Please give every line below again exactly, but not its pictures.

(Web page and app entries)
-----

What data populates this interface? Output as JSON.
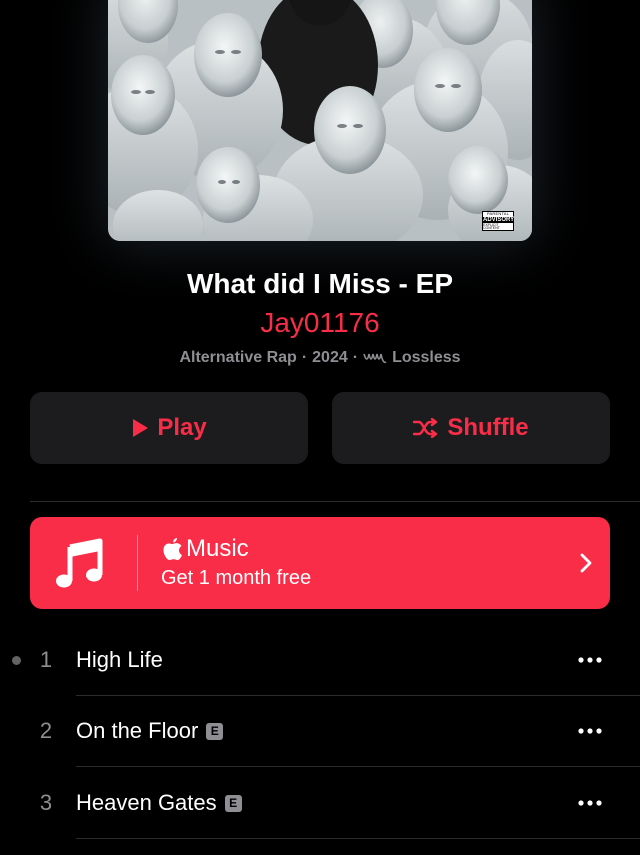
{
  "album": {
    "title": "What did I Miss - EP",
    "artist": "Jay01176",
    "genre": "Alternative Rap",
    "year": "2024",
    "separator": "·",
    "quality": "Lossless",
    "advisory": {
      "line1": "PARENTAL",
      "line2": "ADVISORY",
      "line3": "EXPLICIT CONTENT"
    }
  },
  "actions": {
    "play_label": "Play",
    "shuffle_label": "Shuffle"
  },
  "promo": {
    "brand_symbol": "",
    "brand_name": "Music",
    "subtitle": "Get 1 month free"
  },
  "tracks": [
    {
      "number": "1",
      "title": "High Life",
      "explicit": false,
      "playing": true
    },
    {
      "number": "2",
      "title": "On the Floor",
      "explicit": true,
      "explicit_mark": "E",
      "playing": false
    },
    {
      "number": "3",
      "title": "Heaven Gates",
      "explicit": true,
      "explicit_mark": "E",
      "playing": false
    }
  ],
  "colors": {
    "accent": "#fa2d48",
    "background": "#000000",
    "button_bg": "#1c1c1e",
    "secondary_text": "#8e8e93"
  },
  "icons": {
    "play": "play-icon",
    "shuffle": "shuffle-icon",
    "lossless": "lossless-icon",
    "music_note": "music-note-icon",
    "apple": "apple-logo-icon",
    "chevron": "chevron-right-icon",
    "more": "more-icon"
  }
}
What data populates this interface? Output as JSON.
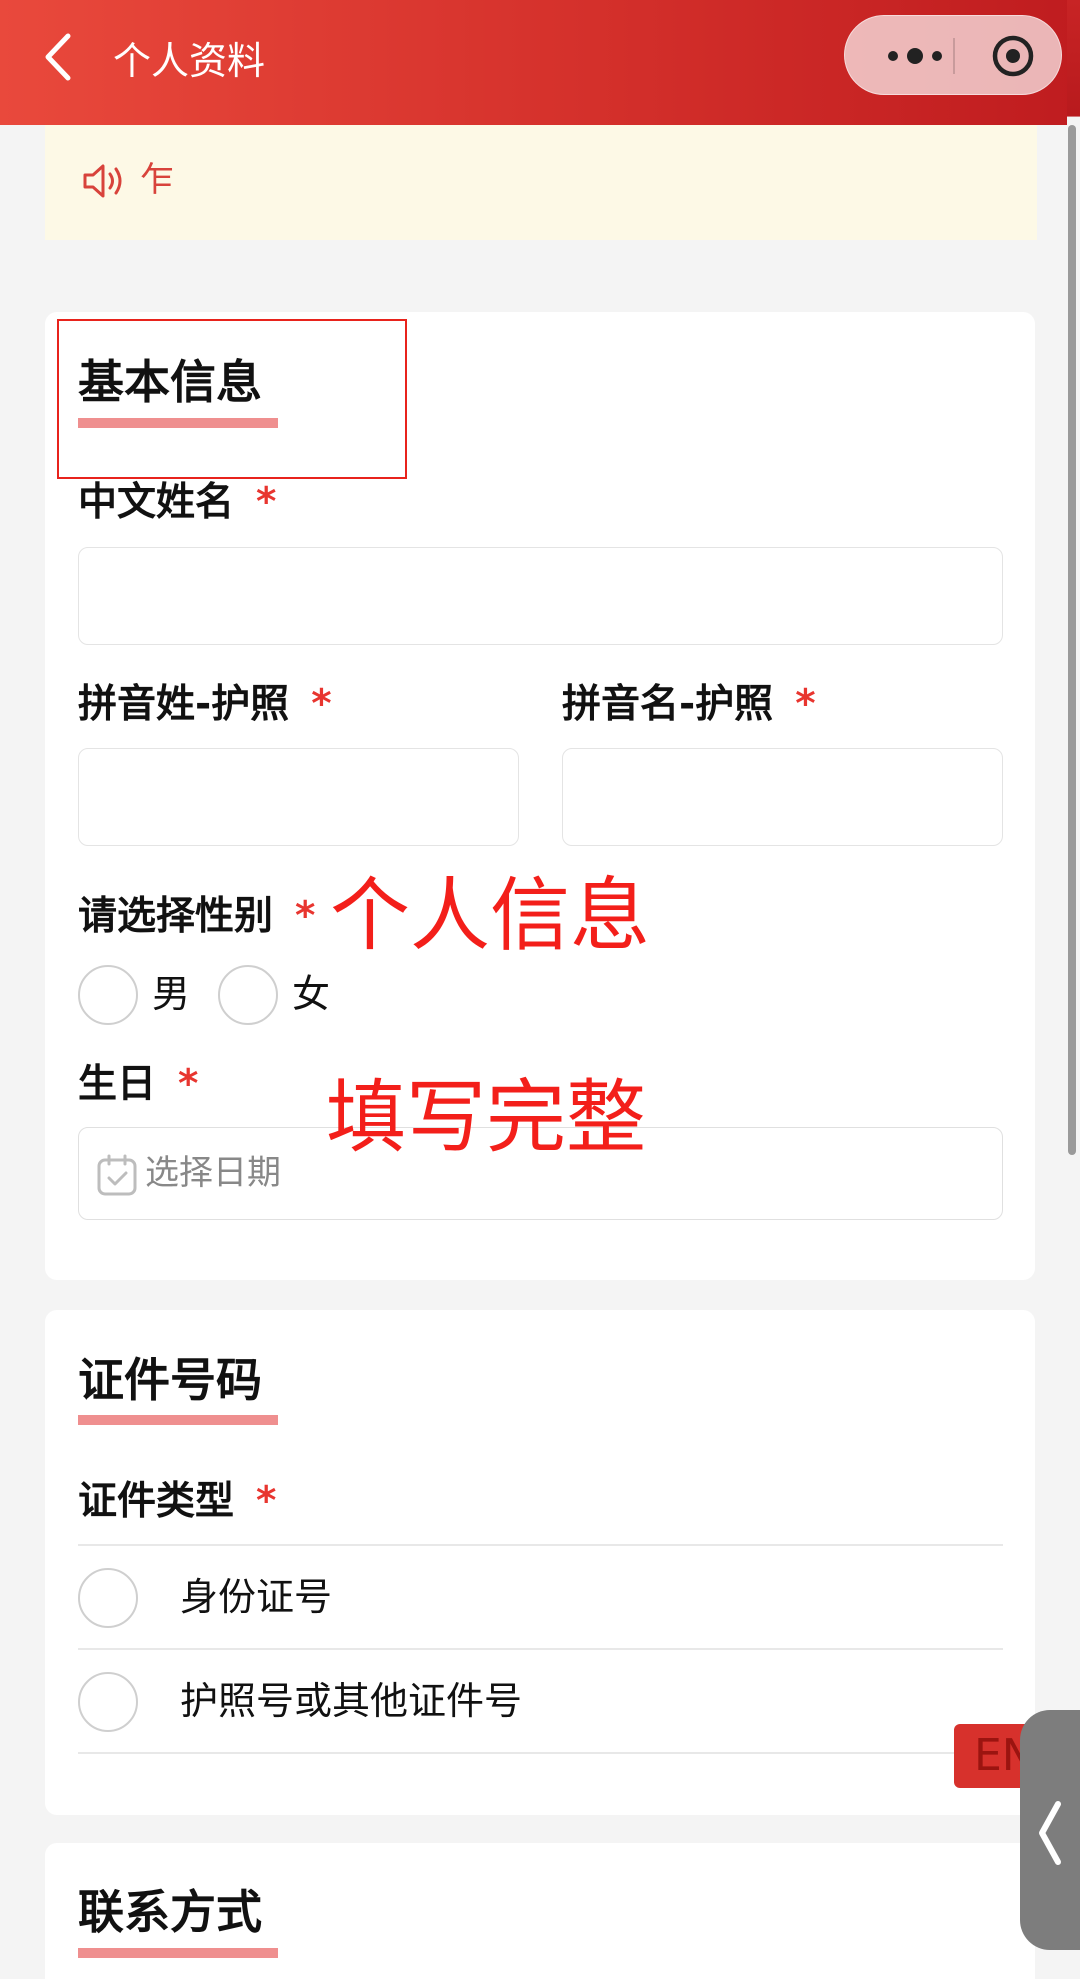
{
  "header": {
    "title": "个人资料"
  },
  "notice": {
    "text": "乍"
  },
  "basic_info": {
    "title": "基本信息",
    "chinese_name_label": "中文姓名",
    "pinyin_surname_label": "拼音姓-护照",
    "pinyin_given_label": "拼音名-护照",
    "gender_label": "请选择性别",
    "gender_options": [
      "男",
      "女"
    ],
    "birthday_label": "生日",
    "birthday_placeholder": "选择日期",
    "required_mark": "*"
  },
  "annotations": {
    "personal_info": "个人信息",
    "fill_complete": "填写完整"
  },
  "id_section": {
    "title": "证件号码",
    "type_label": "证件类型",
    "options": [
      "身份证号",
      "护照号或其他证件号"
    ],
    "required_mark": "*"
  },
  "contact_section": {
    "title": "联系方式"
  },
  "language_badge": {
    "text": "EN"
  },
  "colors": {
    "header_start": "#e9493c",
    "header_end": "#bf1c1f",
    "accent_underline": "#ef8f8f",
    "required": "#e8352f",
    "annotation": "#f31f1a",
    "notice_bg": "#fdf9e6"
  }
}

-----

#### Exercise output:
What data populates this interface? Output as JSON.
{
  "album": {
    "title": "What did I Miss - EP",
    "artist": "Jay01176",
    "genre": "Alternative Rap",
    "year": "2024",
    "separator": "·",
    "quality": "Lossless",
    "advisory": {
      "line1": "PARENTAL",
      "line2": "ADVISORY",
      "line3": "EXPLICIT CONTENT"
    }
  },
  "actions": {
    "play_label": "Play",
    "shuffle_label": "Shuffle"
  },
  "promo": {
    "brand_symbol": "",
    "brand_name": "Music",
    "subtitle": "Get 1 month free"
  },
  "tracks": [
    {
      "number": "1",
      "title": "High Life",
      "explicit": false,
      "playing": true
    },
    {
      "number": "2",
      "title": "On the Floor",
      "explicit": true,
      "explicit_mark": "E",
      "playing": false
    },
    {
      "number": "3",
      "title": "Heaven Gates",
      "explicit": true,
      "explicit_mark": "E",
      "playing": false
    }
  ],
  "colors": {
    "accent": "#fa2d48",
    "background": "#000000",
    "button_bg": "#1c1c1e",
    "secondary_text": "#8e8e93"
  },
  "icons": {
    "play": "play-icon",
    "shuffle": "shuffle-icon",
    "lossless": "lossless-icon",
    "music_note": "music-note-icon",
    "apple": "apple-logo-icon",
    "chevron": "chevron-right-icon",
    "more": "more-icon"
  }
}
What data populates this interface? Output as JSON.
{
  "header": {
    "title": "个人资料"
  },
  "notice": {
    "text": "乍"
  },
  "basic_info": {
    "title": "基本信息",
    "chinese_name_label": "中文姓名",
    "pinyin_surname_label": "拼音姓-护照",
    "pinyin_given_label": "拼音名-护照",
    "gender_label": "请选择性别",
    "gender_options": [
      "男",
      "女"
    ],
    "birthday_label": "生日",
    "birthday_placeholder": "选择日期",
    "required_mark": "*"
  },
  "annotations": {
    "personal_info": "个人信息",
    "fill_complete": "填写完整"
  },
  "id_section": {
    "title": "证件号码",
    "type_label": "证件类型",
    "options": [
      "身份证号",
      "护照号或其他证件号"
    ],
    "required_mark": "*"
  },
  "contact_section": {
    "title": "联系方式"
  },
  "language_badge": {
    "text": "EN"
  },
  "colors": {
    "header_start": "#e9493c",
    "header_end": "#bf1c1f",
    "accent_underline": "#ef8f8f",
    "required": "#e8352f",
    "annotation": "#f31f1a",
    "notice_bg": "#fdf9e6"
  }
}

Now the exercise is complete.